This leaves the other chief complaint about the TFSAs, that they only benefit the wealthy. There is some truth to this. The wealthiest Canadians are certainly in a better place to capitalize on multiple different forms of tax sheltering. But that is always the case. The wealthiest among us are able to capitalize on all things more effectively, from designer purses to sports cars. The question for average Canadians is can we also benefit from TFSAs?

Notably, this car will likely only benefit the wealthy.
Notably, this car will likely only benefit the wealthy.
I think the answer here is a resounding yes, and in some ways we may be able to capitalize on TFSAs more effectively. For young Canadians who still find their finances precarious it can be beneficial to place money somewhere to grow while still retaining access to it. For Canadians who receive an inheritance (a situation that will become increasingly common in the coming decades) such a sum might overwhelm available RRSP room. The TFSA will prove to be welcome relief for intergenerational wealth. For retirees who are forced to take more from their RRIFs than they would like or need, the TFSA is a suitable home to reinvest going forward.

Savings rate

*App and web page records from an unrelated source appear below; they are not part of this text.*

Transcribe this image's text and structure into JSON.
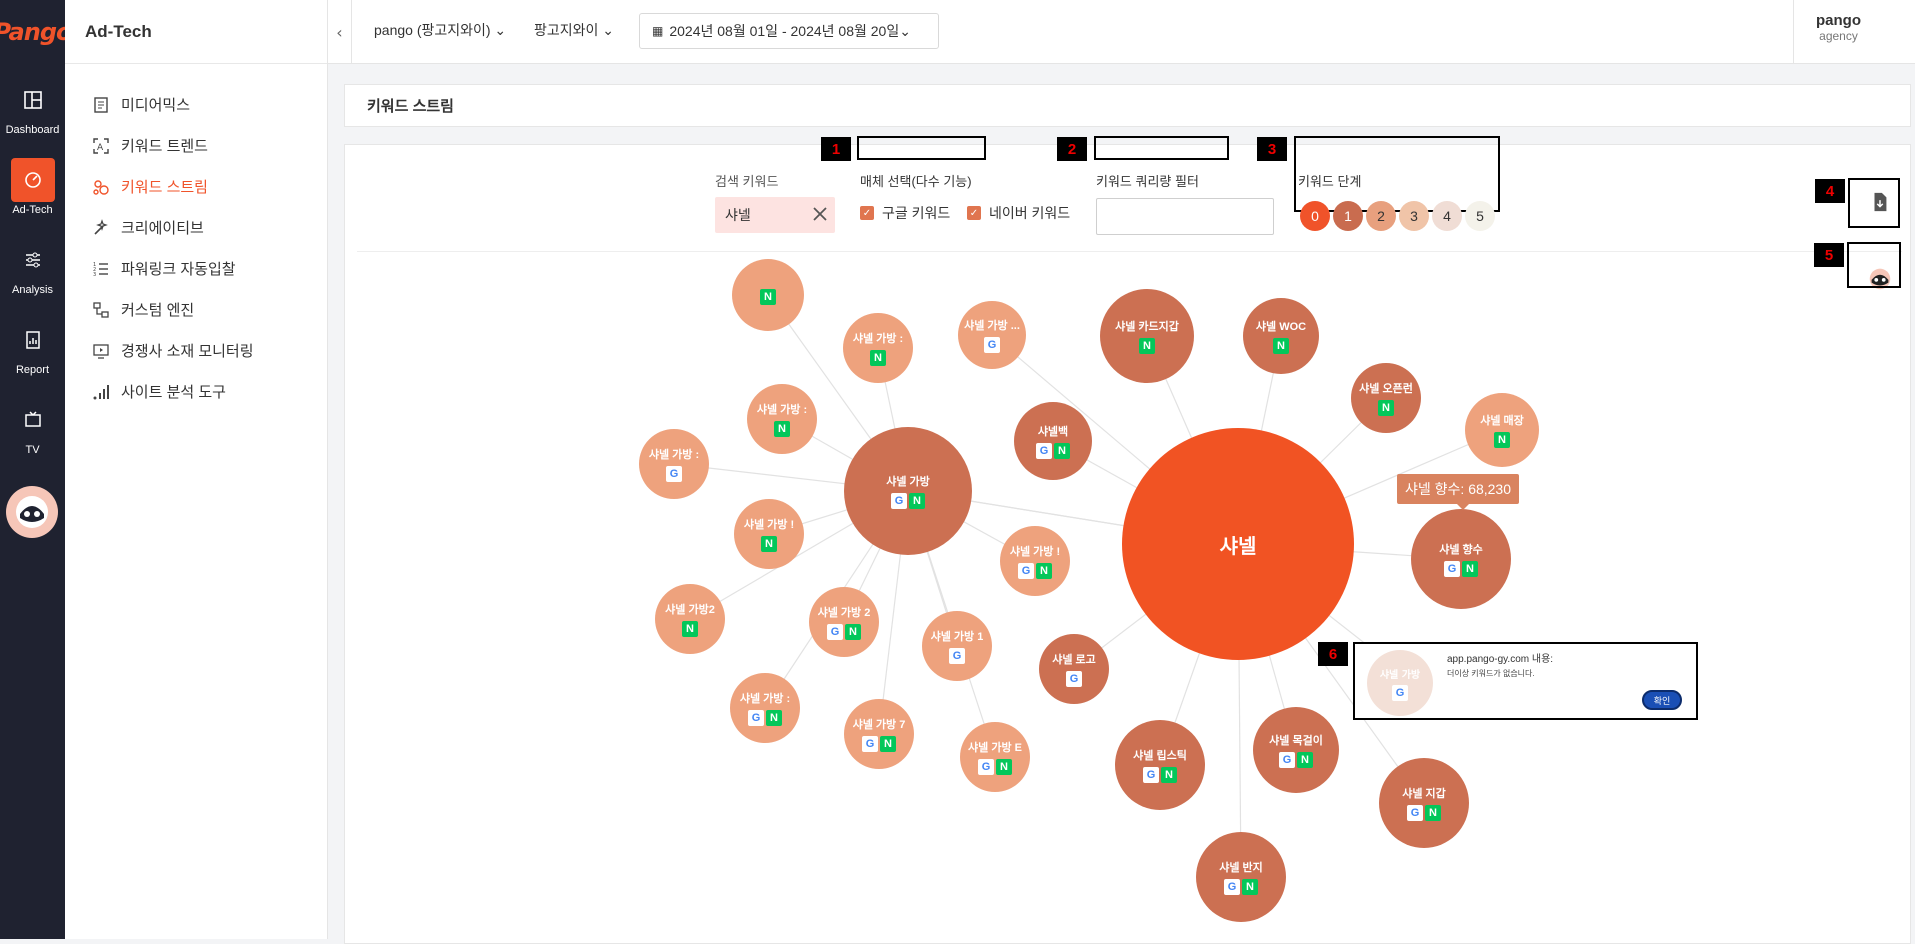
{
  "rail": {
    "logo": "Pango",
    "items": [
      {
        "label": "Dashboard",
        "icon": "layout-icon"
      },
      {
        "label": "Ad-Tech",
        "icon": "gauge-icon"
      },
      {
        "label": "Analysis",
        "icon": "sliders-icon"
      },
      {
        "label": "Report",
        "icon": "report-icon"
      },
      {
        "label": "TV",
        "icon": "tv-icon"
      }
    ]
  },
  "sidebar": {
    "title": "Ad-Tech",
    "items": [
      {
        "label": "미디어믹스"
      },
      {
        "label": "키워드 트렌드"
      },
      {
        "label": "키워드 스트림"
      },
      {
        "label": "크리에이티브"
      },
      {
        "label": "파워링크 자동입찰"
      },
      {
        "label": "커스텀 엔진"
      },
      {
        "label": "경쟁사 소재 모니터링"
      },
      {
        "label": "사이트 분석 도구"
      }
    ]
  },
  "topbar": {
    "account": "pango (팡고지와이)",
    "company": "팡고지와이",
    "date_range": "2024년 08월 01일 - 2024년 08월 20일",
    "user_name": "pango",
    "user_role": "agency"
  },
  "page_title": "키워드 스트림",
  "filters": {
    "search_label": "검색 키워드",
    "search_value": "샤넬",
    "media_label": "매체 선택(다수 기능)",
    "google_label": "구글 키워드",
    "naver_label": "네이버 키워드",
    "query_filter_label": "키워드 쿼리량 필터",
    "stage_label": "키워드 단계",
    "stages": [
      "0",
      "1",
      "2",
      "3",
      "4",
      "5"
    ],
    "stage_colors": [
      "#f0532a",
      "#c96c4f",
      "#e8a07e",
      "#f0c4a8",
      "#f0ddd5",
      "#f4f2ea"
    ]
  },
  "annotations": [
    "1",
    "2",
    "3",
    "4",
    "5",
    "6"
  ],
  "graph": {
    "center": "샤넬",
    "nodes": [
      {
        "label": "",
        "g": false,
        "n": true
      },
      {
        "label": "샤넬 가방 :",
        "g": false,
        "n": true
      },
      {
        "label": "샤넬 가방 ...",
        "g": true,
        "n": false
      },
      {
        "label": "샤넬 카드지갑",
        "g": false,
        "n": true
      },
      {
        "label": "샤넬 WOC",
        "g": false,
        "n": true
      },
      {
        "label": "샤넬 오픈런",
        "g": false,
        "n": true
      },
      {
        "label": "샤넬 매장",
        "g": false,
        "n": true
      },
      {
        "label": "샤넬 가방 :",
        "g": false,
        "n": true
      },
      {
        "label": "샤넬백",
        "g": true,
        "n": true
      },
      {
        "label": "샤넬 가방 :",
        "g": true,
        "n": false
      },
      {
        "label": "샤넬 가방",
        "g": true,
        "n": true
      },
      {
        "label": "샤넬 가방 !",
        "g": false,
        "n": true
      },
      {
        "label": "샤넬 가방 !",
        "g": true,
        "n": true
      },
      {
        "label": "샤넬 향수",
        "g": true,
        "n": true
      },
      {
        "label": "샤넬 가방2",
        "g": false,
        "n": true
      },
      {
        "label": "샤넬 가방 2",
        "g": true,
        "n": true
      },
      {
        "label": "샤넬 가방 1",
        "g": true,
        "n": false
      },
      {
        "label": "샤넬 로고",
        "g": true,
        "n": false
      },
      {
        "label": "샤넬 가방 :",
        "g": true,
        "n": true
      },
      {
        "label": "샤넬 가방 7",
        "g": true,
        "n": true
      },
      {
        "label": "샤넬 가방 E",
        "g": true,
        "n": true
      },
      {
        "label": "샤넬 립스틱",
        "g": true,
        "n": true
      },
      {
        "label": "샤넬 목걸이",
        "g": true,
        "n": true
      },
      {
        "label": "샤넬 지갑",
        "g": true,
        "n": true
      },
      {
        "label": "샤넬 반지",
        "g": true,
        "n": true
      }
    ],
    "tooltip": "샤넬 향수: 68,230",
    "colors": {
      "center": "#f15323",
      "level1": "#cc7052",
      "level2": "#eea27d"
    }
  },
  "dialog": {
    "ghost_label": "샤넬 가방",
    "title": "app.pango-gy.com 내용:",
    "message": "더이상 키워드가 없습니다.",
    "ok": "확인"
  }
}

But we should all keep in mind how often a dollar that is earned, invested and spent again will be taxed. Income taxes come off your earnings, capital gains and dividend taxes will be carved from your investments, and sales taxes will be collected when it is spent again. TFSAs promise to relieve only one part of this equation, we should welcome even this small relief. Canadians in particular have need of it. Our savings’ rate is pitifully small, and has been declining for decades. The number of Canadians without pensions and suitable retirement funds is alarmingly high, and we have no simple solution to fix any of it. Decreasing long term tax revenues in favour of creating better savings opportunities isn’t a crime, it’s a blessing, one that we can all benefit from.